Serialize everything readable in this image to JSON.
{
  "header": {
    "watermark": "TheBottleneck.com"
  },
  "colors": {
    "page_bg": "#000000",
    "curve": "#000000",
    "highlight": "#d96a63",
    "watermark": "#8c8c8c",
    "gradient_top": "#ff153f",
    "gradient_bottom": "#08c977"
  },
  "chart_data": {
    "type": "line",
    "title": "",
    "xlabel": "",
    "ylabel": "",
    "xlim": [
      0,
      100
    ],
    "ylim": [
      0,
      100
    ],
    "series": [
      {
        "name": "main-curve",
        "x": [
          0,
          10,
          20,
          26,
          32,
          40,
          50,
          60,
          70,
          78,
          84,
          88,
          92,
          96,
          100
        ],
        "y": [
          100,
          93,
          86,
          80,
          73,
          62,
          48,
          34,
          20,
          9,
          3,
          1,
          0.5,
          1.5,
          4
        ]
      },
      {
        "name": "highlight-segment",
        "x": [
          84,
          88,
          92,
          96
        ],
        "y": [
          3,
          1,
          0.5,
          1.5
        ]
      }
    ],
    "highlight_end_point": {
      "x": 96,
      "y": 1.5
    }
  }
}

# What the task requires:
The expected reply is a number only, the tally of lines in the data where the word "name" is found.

# Answer space:
2